HONOLULU (KHON2) — After hours of back and forth — and at sometimes heated testimony — the Board of Education has voted for the new state superintendent. Their decision was current interim superintendent, Keith Hayashi.

It was an entire day of hearing from the three candidates, heated testimony from parents and the community and hours of deliberation among the BOE as they tried to reach a consensus and select the person for the job.

Check out more news from around Hawaii

After two non-official votes, the discussion focused on Dr. Caprice Young who is coming with years of experience in educational leadership in the Los Angeles Unified board of education and Hayashi with about 30 years of experience within the Department of Education and the current interim superintendent.

While members of the board made their case for their candidate some said Hayashi brings in the relationship between the legislature and educators. Meanwhile Young brings in that CEO-like experience some members of the board are looking for.

“I look forward to working together with the board in creating a very robust strategic plan that will help move our schools forward,” said Hayashi. “I look forward to working with each and every one of you. I pledge my commitment to open communication and dialogue and support of our students.”
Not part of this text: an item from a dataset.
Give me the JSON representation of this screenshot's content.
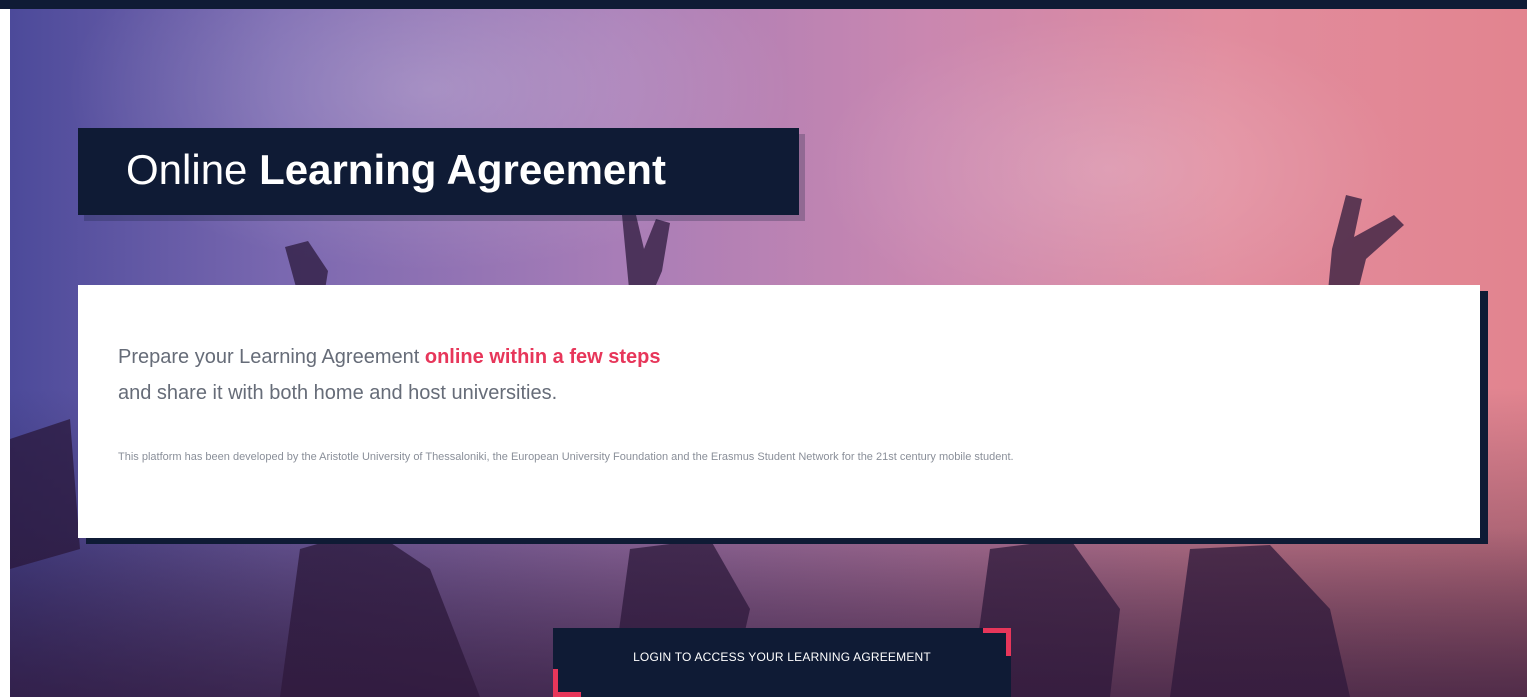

Before Hayashi was selected things were very heated as testifiers berated and threatened the board during the meeting.

“Why are you guys making the decision when the majority is out here? How’s that make sense? There’s only four of you with kids — there’s maybe 10 over here with kids,” testified Phillip Nakoa as he pointed at the board then back at the audience.

“We should be the ones picking the superintendent and if you guys don’t want a hostile work environment, obviously we know who the root of the problem is — if you guys don’t know his name it’s Keith Hayashi,” said Nakoa.

“I’m here to say a strong no to Hayashi. He’s not a true leader. True leaders know there’s more than two or more sides to everything,” said a concerned parent. “They don’t sit down and cherry-pick the ones who’ll they’ll talk to and they won’t. I’m a teacher and I can’t even get a call back from Mr. Hayashi. There’s no “ha” in Hayashi. He wants our kid’s vaccinated, separated, unhappy and alienated.”

“Titles and accolades mean absolutely nothing if you are not working from a place of integrity, you are not working from a place of honesty and transparency.”

Vicky Lenor, Testifier

The board was forced to take recess twice. Sheriffs were on hand to help keep the peace and the board reconvened after about 15 minutes.

The public has been able to follow along in the selection process and in an effort to improve transparency.

Each candidate then had 90 minutes to share their presentation explaining how they would help the board develop a new strategic plan and to answer questions from each of the board members

“We need to detach the school planning process from the high-level system process. By doing this, this will allow schools to be innovative, to be creative and to not feel that they are focusing on compliance,” said Darrel Galera.

“When we’re looking at best practices it comes down to how are we engaging our students in what they are doing and what they are learning. creating opportunities and conditions for success, honoring our students and where they come from,” said Hayashi.

“lots of times strategic plans will say, well this is our goal so we’re measuring ourselves between that and the goal, with continuous improvement we’re not just going after the goal, but we’re also going after the increases and the improvement,” stated Young.

Galera and Hayashi are both local educators. Young was the only finalist from the mainland.

Now that the board has made its selection a contract still needs to be negotiated before the superintendent is officially hired.

Hayashi faces the daunting task of leading the state’s single-district system, which includes more than 290 schools and 170,000 students.

Get Hawaii’s latest morning news delivered to your inbox, sign up for News 2 You

He will also have to manage a budget of more than $2 billion dollars.